▶ _Record excerpts_:
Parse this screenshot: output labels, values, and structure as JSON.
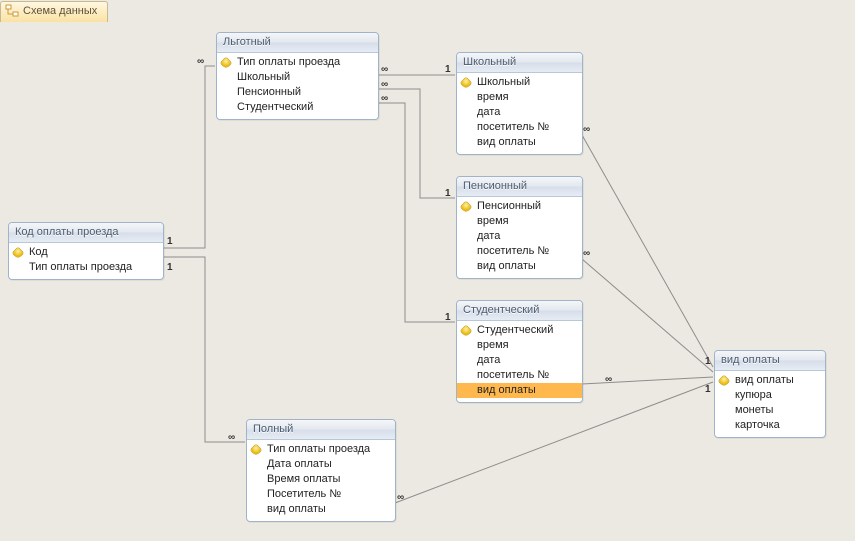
{
  "tab_title": "Схема данных",
  "tables": {
    "kod": {
      "title": "Код оплаты проезда",
      "fields": [
        {
          "label": "Код",
          "pk": true
        },
        {
          "label": "Тип оплаты проезда",
          "pk": false
        }
      ]
    },
    "lgotny": {
      "title": "Льготный",
      "fields": [
        {
          "label": "Тип оплаты проезда",
          "pk": true
        },
        {
          "label": "Школьный",
          "pk": false
        },
        {
          "label": "Пенсионный",
          "pk": false
        },
        {
          "label": "Студентческий",
          "pk": false
        }
      ]
    },
    "shkolny": {
      "title": "Школьный",
      "fields": [
        {
          "label": "Школьный",
          "pk": true
        },
        {
          "label": "время",
          "pk": false
        },
        {
          "label": "дата",
          "pk": false
        },
        {
          "label": "посетитель №",
          "pk": false
        },
        {
          "label": "вид оплаты",
          "pk": false
        }
      ]
    },
    "pensionny": {
      "title": "Пенсионный",
      "fields": [
        {
          "label": "Пенсионный",
          "pk": true
        },
        {
          "label": "время",
          "pk": false
        },
        {
          "label": "дата",
          "pk": false
        },
        {
          "label": "посетитель №",
          "pk": false
        },
        {
          "label": "вид оплаты",
          "pk": false
        }
      ]
    },
    "studentchesky": {
      "title": "Студентческий",
      "fields": [
        {
          "label": "Студентческий",
          "pk": true
        },
        {
          "label": "время",
          "pk": false
        },
        {
          "label": "дата",
          "pk": false
        },
        {
          "label": "посетитель №",
          "pk": false
        },
        {
          "label": "вид оплаты",
          "pk": false,
          "selected": true
        }
      ]
    },
    "polny": {
      "title": "Полный",
      "fields": [
        {
          "label": "Тип оплаты проезда",
          "pk": true
        },
        {
          "label": "Дата оплаты",
          "pk": false
        },
        {
          "label": "Время оплаты",
          "pk": false
        },
        {
          "label": "Посетитель №",
          "pk": false
        },
        {
          "label": "вид оплаты",
          "pk": false
        }
      ]
    },
    "vid": {
      "title": "вид оплаты",
      "fields": [
        {
          "label": "вид оплаты",
          "pk": true
        },
        {
          "label": "купюра",
          "pk": false
        },
        {
          "label": "монеты",
          "pk": false
        },
        {
          "label": "карточка",
          "pk": false
        }
      ]
    }
  },
  "cardinality": {
    "one": "1",
    "many": "∞"
  }
}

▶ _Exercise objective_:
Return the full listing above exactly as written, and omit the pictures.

▶ _Result_:
Parse this screenshot: output labels, values, and structure as JSON.
{
  "tab_title": "Схема данных",
  "tables": {
    "kod": {
      "title": "Код оплаты проезда",
      "fields": [
        {
          "label": "Код",
          "pk": true
        },
        {
          "label": "Тип оплаты проезда",
          "pk": false
        }
      ]
    },
    "lgotny": {
      "title": "Льготный",
      "fields": [
        {
          "label": "Тип оплаты проезда",
          "pk": true
        },
        {
          "label": "Школьный",
          "pk": false
        },
        {
          "label": "Пенсионный",
          "pk": false
        },
        {
          "label": "Студентческий",
          "pk": false
        }
      ]
    },
    "shkolny": {
      "title": "Школьный",
      "fields": [
        {
          "label": "Школьный",
          "pk": true
        },
        {
          "label": "время",
          "pk": false
        },
        {
          "label": "дата",
          "pk": false
        },
        {
          "label": "посетитель №",
          "pk": false
        },
        {
          "label": "вид оплаты",
          "pk": false
        }
      ]
    },
    "pensionny": {
      "title": "Пенсионный",
      "fields": [
        {
          "label": "Пенсионный",
          "pk": true
        },
        {
          "label": "время",
          "pk": false
        },
        {
          "label": "дата",
          "pk": false
        },
        {
          "label": "посетитель №",
          "pk": false
        },
        {
          "label": "вид оплаты",
          "pk": false
        }
      ]
    },
    "studentchesky": {
      "title": "Студентческий",
      "fields": [
        {
          "label": "Студентческий",
          "pk": true
        },
        {
          "label": "время",
          "pk": false
        },
        {
          "label": "дата",
          "pk": false
        },
        {
          "label": "посетитель №",
          "pk": false
        },
        {
          "label": "вид оплаты",
          "pk": false,
          "selected": true
        }
      ]
    },
    "polny": {
      "title": "Полный",
      "fields": [
        {
          "label": "Тип оплаты проезда",
          "pk": true
        },
        {
          "label": "Дата оплаты",
          "pk": false
        },
        {
          "label": "Время оплаты",
          "pk": false
        },
        {
          "label": "Посетитель №",
          "pk": false
        },
        {
          "label": "вид оплаты",
          "pk": false
        }
      ]
    },
    "vid": {
      "title": "вид оплаты",
      "fields": [
        {
          "label": "вид оплаты",
          "pk": true
        },
        {
          "label": "купюра",
          "pk": false
        },
        {
          "label": "монеты",
          "pk": false
        },
        {
          "label": "карточка",
          "pk": false
        }
      ]
    }
  },
  "cardinality": {
    "one": "1",
    "many": "∞"
  }
}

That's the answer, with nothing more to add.